• _To do_:
Work out how many lines in the records include the word "your", then answer with nothing but that number.

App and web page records
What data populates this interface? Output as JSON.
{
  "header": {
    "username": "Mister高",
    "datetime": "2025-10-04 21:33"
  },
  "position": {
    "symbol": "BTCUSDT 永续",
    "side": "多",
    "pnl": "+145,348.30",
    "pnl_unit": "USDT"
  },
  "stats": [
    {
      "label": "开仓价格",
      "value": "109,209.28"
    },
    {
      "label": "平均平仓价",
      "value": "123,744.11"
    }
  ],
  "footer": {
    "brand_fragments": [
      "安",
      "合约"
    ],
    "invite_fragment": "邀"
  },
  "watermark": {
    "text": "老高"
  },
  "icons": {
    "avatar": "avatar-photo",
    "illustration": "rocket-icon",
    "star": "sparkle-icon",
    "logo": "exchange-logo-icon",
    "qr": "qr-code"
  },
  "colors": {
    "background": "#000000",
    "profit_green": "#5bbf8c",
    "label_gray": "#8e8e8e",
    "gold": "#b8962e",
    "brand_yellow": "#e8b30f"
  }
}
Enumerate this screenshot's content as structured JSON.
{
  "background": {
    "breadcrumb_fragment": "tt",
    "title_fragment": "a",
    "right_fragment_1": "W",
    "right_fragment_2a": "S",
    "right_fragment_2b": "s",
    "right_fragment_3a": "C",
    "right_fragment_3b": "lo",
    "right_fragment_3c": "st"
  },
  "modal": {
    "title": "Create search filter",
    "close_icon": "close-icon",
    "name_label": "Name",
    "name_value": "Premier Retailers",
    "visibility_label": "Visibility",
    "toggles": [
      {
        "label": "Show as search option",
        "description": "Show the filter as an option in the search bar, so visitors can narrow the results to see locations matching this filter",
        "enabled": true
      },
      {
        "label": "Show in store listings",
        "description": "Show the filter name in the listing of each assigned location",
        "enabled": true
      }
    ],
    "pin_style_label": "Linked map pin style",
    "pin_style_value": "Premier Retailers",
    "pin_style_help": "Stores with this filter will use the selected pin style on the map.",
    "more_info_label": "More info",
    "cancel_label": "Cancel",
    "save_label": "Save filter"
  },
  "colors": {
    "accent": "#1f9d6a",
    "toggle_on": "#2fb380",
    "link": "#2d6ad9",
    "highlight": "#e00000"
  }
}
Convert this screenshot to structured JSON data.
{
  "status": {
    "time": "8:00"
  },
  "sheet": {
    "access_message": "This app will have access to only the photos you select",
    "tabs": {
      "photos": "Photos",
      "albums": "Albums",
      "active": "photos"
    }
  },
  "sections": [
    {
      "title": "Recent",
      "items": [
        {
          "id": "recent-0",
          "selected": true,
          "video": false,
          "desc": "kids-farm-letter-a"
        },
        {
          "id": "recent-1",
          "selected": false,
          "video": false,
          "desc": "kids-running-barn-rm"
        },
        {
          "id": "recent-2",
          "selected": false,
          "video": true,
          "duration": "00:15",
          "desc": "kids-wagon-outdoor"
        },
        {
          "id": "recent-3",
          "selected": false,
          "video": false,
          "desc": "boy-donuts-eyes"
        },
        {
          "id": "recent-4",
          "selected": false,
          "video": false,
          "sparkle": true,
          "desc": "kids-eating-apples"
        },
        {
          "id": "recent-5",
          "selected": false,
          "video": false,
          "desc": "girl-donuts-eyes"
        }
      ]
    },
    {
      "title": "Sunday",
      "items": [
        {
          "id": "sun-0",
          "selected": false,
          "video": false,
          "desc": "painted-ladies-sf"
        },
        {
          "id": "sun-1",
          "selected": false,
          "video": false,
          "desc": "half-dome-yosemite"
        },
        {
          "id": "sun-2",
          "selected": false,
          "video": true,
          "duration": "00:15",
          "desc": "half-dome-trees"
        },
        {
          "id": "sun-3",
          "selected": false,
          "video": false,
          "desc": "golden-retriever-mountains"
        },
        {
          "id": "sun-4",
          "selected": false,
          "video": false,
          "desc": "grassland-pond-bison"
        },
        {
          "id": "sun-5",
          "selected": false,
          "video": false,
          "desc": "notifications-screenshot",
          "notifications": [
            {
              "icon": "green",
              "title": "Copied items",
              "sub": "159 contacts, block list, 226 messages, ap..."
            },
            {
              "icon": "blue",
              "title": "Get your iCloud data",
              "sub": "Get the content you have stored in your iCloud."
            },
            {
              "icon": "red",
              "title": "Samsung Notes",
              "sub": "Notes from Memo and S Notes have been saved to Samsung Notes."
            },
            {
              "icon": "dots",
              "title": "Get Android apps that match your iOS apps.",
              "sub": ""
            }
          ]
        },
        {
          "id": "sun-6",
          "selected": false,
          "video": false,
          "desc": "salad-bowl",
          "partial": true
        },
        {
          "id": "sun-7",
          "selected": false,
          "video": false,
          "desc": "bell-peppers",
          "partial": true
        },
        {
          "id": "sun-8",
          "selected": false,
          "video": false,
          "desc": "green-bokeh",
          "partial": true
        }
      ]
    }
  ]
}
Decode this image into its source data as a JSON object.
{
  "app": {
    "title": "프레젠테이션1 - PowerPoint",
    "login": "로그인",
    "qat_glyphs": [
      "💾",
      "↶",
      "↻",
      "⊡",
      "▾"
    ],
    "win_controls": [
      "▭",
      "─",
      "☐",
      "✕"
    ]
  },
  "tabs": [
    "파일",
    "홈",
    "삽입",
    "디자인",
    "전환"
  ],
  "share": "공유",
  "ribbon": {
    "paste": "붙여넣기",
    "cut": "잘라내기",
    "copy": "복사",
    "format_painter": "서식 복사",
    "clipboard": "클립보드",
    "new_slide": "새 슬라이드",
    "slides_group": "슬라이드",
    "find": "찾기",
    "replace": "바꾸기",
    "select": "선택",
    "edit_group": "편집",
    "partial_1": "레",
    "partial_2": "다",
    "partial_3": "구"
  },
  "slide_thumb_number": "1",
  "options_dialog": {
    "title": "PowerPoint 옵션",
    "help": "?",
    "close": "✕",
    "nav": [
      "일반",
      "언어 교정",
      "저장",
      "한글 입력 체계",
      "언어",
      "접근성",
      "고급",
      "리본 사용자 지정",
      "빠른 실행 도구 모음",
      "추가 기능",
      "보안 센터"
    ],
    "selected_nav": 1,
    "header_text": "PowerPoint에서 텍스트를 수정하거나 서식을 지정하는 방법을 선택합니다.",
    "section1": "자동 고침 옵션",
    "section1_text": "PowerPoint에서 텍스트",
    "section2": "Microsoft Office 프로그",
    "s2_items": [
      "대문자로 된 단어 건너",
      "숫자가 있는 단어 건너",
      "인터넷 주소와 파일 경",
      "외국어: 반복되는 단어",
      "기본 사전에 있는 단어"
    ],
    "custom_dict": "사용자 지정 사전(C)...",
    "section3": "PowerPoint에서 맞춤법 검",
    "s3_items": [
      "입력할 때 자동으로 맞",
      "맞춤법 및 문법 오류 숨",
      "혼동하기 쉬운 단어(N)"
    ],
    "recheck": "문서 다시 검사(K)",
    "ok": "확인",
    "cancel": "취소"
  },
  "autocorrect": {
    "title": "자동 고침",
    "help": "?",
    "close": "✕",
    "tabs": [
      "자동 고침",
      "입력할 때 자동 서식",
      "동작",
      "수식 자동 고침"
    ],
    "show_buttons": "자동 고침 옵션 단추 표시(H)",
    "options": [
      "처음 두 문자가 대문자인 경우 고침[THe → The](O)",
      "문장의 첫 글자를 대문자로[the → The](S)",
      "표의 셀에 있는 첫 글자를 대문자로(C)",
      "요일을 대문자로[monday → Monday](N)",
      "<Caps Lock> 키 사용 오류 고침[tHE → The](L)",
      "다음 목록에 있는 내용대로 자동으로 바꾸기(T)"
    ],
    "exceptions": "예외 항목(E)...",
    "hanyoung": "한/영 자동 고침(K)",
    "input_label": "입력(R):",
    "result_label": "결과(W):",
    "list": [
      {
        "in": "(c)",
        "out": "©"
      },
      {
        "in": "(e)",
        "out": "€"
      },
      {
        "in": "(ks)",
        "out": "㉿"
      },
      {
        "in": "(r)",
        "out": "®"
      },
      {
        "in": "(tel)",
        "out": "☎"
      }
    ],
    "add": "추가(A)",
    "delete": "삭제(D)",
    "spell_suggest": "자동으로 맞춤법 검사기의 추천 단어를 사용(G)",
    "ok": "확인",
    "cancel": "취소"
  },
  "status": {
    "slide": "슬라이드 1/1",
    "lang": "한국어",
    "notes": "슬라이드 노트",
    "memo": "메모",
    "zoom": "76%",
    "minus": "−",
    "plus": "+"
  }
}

• _Solution below_:
3